The EUR GBP exchange rate was higher on Monday by 0.10% as the pair looks to avoid a retest of the yearly lows. The UK economy will see employment figures released today and that could slow the path of rate hike bets if the number comes in lower. Energy analysts Wood MacKenzie have also warned of the risk of higher gas prices later in the year.
The EUR to GBP rate is trading above 0.8500 as the pair seeks to avoid a retest of the 0.8450 lows.
Sky is the limit for gas prices say energy analysts
European natural gas stocks could be completely used up over the next few months, leaving the continent dependent on Russian pipeline imports if the winter turns out colder in Europe and Asia, according to an analysis from Wood Mackenzie.
Colder weather globally could raise European heating demand to 20 billion cubic meters (Bcm) and redirect up to 10.5 Bcm of cargoes from the continent to Asia. Togeteher that would be greater than the 29 Bcm Wood Mackenzie expects to be in European storage at the end of March.
“There is a risk storage levels could drop to zero,” said Wood Mackenzie VP of Gas and LNG Research Massimo Di Odoardo.
Europe would then have to rely on “timely approval” of the Nord Stream 2 pipeline or increased Russian exports through Ukraine, according to Di Odoardo.
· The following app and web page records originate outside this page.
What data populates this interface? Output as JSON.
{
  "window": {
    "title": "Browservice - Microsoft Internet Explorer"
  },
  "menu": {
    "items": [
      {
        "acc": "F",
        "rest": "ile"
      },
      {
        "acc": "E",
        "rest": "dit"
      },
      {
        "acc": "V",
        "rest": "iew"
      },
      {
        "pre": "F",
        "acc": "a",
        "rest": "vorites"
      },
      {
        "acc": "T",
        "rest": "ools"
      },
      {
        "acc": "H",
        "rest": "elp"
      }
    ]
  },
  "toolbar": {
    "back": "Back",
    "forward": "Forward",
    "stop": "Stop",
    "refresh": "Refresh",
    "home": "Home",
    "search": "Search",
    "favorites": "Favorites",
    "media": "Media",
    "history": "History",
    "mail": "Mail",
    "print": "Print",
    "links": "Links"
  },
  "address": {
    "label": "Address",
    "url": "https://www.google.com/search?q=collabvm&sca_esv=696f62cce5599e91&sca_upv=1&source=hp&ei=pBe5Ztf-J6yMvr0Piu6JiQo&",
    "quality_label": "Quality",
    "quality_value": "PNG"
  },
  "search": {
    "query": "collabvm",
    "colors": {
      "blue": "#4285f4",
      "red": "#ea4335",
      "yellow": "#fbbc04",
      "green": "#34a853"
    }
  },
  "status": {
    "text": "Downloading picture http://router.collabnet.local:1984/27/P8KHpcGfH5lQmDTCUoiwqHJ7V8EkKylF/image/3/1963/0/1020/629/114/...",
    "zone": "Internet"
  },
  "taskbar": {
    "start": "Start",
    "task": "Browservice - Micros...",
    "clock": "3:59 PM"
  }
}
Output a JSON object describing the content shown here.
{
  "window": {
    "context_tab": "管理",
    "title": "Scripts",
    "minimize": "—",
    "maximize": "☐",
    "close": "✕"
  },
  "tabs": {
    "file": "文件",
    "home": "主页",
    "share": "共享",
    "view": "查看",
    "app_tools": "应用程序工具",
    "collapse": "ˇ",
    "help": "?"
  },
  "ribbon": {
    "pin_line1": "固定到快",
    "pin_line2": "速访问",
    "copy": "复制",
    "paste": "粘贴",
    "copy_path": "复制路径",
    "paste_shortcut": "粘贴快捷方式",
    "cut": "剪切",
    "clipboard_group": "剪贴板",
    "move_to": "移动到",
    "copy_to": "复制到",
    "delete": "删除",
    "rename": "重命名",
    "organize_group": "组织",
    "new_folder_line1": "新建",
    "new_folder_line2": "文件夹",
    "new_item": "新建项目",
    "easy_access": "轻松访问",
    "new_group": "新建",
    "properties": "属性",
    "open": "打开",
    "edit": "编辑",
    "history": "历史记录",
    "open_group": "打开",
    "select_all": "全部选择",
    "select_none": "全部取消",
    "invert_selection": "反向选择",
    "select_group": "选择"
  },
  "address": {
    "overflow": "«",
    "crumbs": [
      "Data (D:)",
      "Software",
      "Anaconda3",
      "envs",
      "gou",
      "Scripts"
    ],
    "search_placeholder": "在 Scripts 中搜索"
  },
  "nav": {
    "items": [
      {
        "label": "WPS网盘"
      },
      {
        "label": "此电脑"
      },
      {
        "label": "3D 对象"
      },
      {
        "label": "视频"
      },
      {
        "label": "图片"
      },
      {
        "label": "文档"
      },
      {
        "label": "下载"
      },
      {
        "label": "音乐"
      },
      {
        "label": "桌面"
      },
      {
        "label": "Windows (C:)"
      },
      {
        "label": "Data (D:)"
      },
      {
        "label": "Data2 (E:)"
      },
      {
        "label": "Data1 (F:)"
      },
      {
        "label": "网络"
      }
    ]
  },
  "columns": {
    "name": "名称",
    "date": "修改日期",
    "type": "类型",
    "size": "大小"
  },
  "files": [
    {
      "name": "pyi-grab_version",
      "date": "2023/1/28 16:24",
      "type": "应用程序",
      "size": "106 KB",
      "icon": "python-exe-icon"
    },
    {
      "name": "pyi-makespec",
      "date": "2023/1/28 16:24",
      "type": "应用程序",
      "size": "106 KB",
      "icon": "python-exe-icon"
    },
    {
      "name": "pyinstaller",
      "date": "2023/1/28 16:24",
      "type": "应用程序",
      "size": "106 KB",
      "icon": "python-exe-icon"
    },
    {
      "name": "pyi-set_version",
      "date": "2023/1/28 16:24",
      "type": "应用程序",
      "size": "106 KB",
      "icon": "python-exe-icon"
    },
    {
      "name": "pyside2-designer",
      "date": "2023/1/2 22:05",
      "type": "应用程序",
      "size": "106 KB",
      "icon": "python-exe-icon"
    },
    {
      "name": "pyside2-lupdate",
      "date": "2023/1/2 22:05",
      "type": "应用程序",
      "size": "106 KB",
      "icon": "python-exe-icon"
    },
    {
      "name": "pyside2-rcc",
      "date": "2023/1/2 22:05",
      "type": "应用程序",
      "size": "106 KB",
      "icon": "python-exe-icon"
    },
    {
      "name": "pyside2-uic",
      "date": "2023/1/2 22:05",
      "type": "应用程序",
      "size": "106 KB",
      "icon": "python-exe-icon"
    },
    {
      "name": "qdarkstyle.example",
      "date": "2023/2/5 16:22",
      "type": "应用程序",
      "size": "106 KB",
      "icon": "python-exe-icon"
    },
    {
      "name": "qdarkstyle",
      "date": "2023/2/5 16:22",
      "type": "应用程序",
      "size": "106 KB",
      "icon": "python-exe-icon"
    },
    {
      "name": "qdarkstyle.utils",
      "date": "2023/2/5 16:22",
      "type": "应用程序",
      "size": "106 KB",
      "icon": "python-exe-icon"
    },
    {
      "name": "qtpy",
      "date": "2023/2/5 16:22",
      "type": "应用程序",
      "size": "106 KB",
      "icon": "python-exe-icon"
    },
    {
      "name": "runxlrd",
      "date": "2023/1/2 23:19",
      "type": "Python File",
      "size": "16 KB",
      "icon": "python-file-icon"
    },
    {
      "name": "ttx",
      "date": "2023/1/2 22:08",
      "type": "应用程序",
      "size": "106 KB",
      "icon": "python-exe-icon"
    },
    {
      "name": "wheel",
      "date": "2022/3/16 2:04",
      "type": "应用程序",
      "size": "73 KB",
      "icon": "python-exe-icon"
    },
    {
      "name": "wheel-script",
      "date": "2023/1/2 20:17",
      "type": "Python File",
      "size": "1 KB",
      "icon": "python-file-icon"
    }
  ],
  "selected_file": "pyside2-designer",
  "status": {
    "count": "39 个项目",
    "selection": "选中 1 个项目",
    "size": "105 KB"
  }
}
NS2 could deliver up to 12.5 Bcm through the winter, but it is so far unclear whether the project will move ahead in time.
“The sky could be the limit for European gas prices this winter,” Wood Mackenzie said.
Goldman Sachs analysts also commented on the Russian outlook, saying:
“In our view, uncertainty remains regarding potential Russian gas flows to Northwest Europe this winter”.
If Russian flows increase Goldman expects EU prices to decline from current levels but still be above the threshold for gas-to-oil switching of $27/MMBtu “until we know more about winter weather,” the analysts said.
UK steel industry is the latest to seek government help
Britain’s steel sector has asked for short-term subsidies to help it survive the impact of the energy price rises.
Gareth Stace, director-general of UK Steel said the industry, which employs 31,000, needed temporary help to “shield” it from surging gas and electricity costs.
Mr. Stace added: “If the government doesn’t step in, then how many of those jobs will it see go and then cause a bigger bill for the taxpayer going forward if these people that currently work in the steel industry are out of work?”
Steel companies were said to require help over the next few weeks rather than months, with Stace saying: “We don’t have that luxury of time.”
UK Steel said that surging gas prices could mean some plants have to halt production “for increasingly extended periods with the consequences not only for individual companies but also UK steel supply to the UK economy and UK jobs”.